This is Part 3 of a three-part series about rent-seeking: legal bribery of politicians to pass protectionist laws. The series discusses individual episodes from the wonderful NPR show Planet Money, which often makes a surprising case for the free market.
Part 1 of the series dealt with state-created monopolies for car dealerships. Part 2 addressed the Jones Act, which creates an absurd and costly rule that shipments between U.S. ports must be made with American-made ships.
Today is Part 3: raisin outlaws. In this episode we meet a scofflaw who refused to join a government-sponsored raisin cartel, and broke federal law by selling all the raisins he had produced.
The show opens with an investigator who is looking into an illegal scheme in the Central Valley of California. Footage shows a truck showing RAISINS BEING SOLD!!!!!!!
It is illegal, this act of selling raisins. Il-LEGAL!
Because the government has created a cartel for raisins. Meet the Stalinist-sounding “Raisin Administrative Committee.”
During the New Deal, a glorious time of rampant government intervention into the economy, the geniuses in the federal government passed the Agricultural Marketing Agreement Act of 1937. Pursuant to that law, during the Truman administration, the Secretary of Agriculture issued a marketing order — Marketing Order 989 — which established the “Raisin Administrative Committee.” The committee, made up of raisin producers but overseen by the federal government, formally restricts the supply of raisins through programs of “diversion.” People sit in a room around a table. People make motions that are seconded and voted on. The upshot: producers divert some of their raisins into a “raisin reserve” — to limit the supply of raisins for sale, in order to keep the price high.
A Washington Post article quoted an expert calling this what it is:
“It’s a cartel. Let’s use the power of the government to operate a cartel,” said Daniel Sumner, director of the University of California’s Agricultural Issues Center.
That’s correct. The producers are colluding. This type of action would normally be prevented by antitrust law. (I doubt it should be; but while I might be OK with cartels, I don’t like them when they are protected by the government.)
But some people don’t want to collude. Enter Marvin Horne. He refused to obey the “Raisin Administrative Committee.” The Washington Post article put it well:
In the world of dried fruit, America has no greater outlaw than Marvin Horne, 68.
Horne, a raisin farmer, has been breaking the law for 11 solid years. He now owes the U.S. government at least $650,000 in unpaid fines. And 1.2 million pounds of unpaid raisins, roughly equal to his entire harvest for four years.
His crime? Horne defied one of the strangest arms of the federal bureaucracy — a farm program created to solve a problem during the Truman administration, and never turned off.
He said no to the national raisin reserve.
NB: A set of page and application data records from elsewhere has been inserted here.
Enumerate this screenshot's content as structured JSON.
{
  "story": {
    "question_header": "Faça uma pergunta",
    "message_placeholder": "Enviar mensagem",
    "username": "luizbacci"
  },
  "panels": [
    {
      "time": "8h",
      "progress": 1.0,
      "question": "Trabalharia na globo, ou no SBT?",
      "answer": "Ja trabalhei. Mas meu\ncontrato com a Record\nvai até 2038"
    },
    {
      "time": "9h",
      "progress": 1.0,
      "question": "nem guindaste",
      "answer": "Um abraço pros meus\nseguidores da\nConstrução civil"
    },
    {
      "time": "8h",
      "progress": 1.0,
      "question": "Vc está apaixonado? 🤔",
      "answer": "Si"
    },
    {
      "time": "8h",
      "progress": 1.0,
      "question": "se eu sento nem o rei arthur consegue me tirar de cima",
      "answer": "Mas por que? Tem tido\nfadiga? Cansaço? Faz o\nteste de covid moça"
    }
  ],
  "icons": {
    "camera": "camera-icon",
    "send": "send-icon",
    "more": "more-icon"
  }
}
More than 10 years ago, Marvin Horne sold all his raisins. In 2002, the “Raisin Administrative Committee” decided to “divert” 47% of the raisis into the reserve. Marvin Horne said: No. I will not do that. He and his wife spent nights reading the law to see if there was some way they could sell all their raisins. Seriously, they did. And they thought they found a loophole.
But then they had to pack the raisins. And the packers most people use to pack their raisins? Those packers had been to the meeting of the “Raisin Administrative Committee” too. So Horne and his wife had to pack their own raisins, to keep from getting nabbed for the illegal act of selling what they had produced.
They got caught. The Supreme Court (yes, this case has been there) details what happened next:
After petitioners refused to surrender the requisite portion of their raisins, the United States Department of Agriculture (USDA) began administrative proceedings against petitioners that led to the imposition of more than $650,000 in fines and civil penalties.
Hand over the raisins!!!! As Justice Scalia said in oral argument on the case: “Your raisins or your life, right?”
So how did the Court rule? Horne argued they couldn’t take his raisins without compensation, as it would be an illegal taking. Sounds good, right? Alas, the case presented a mere jurisdictional issue in the procedure posture that went up to the High Court. The whole thing is back in the hands of the Ninth Circus.
So: to review: to help business owners, the federal government sponsors a cartel. If someone tries to violate the edicts of the cartel, the government comes after him and imposes fines and penalties that, if upheld, will ruin him.
Nice free-market economy we have here in the United States of America, isn’t it?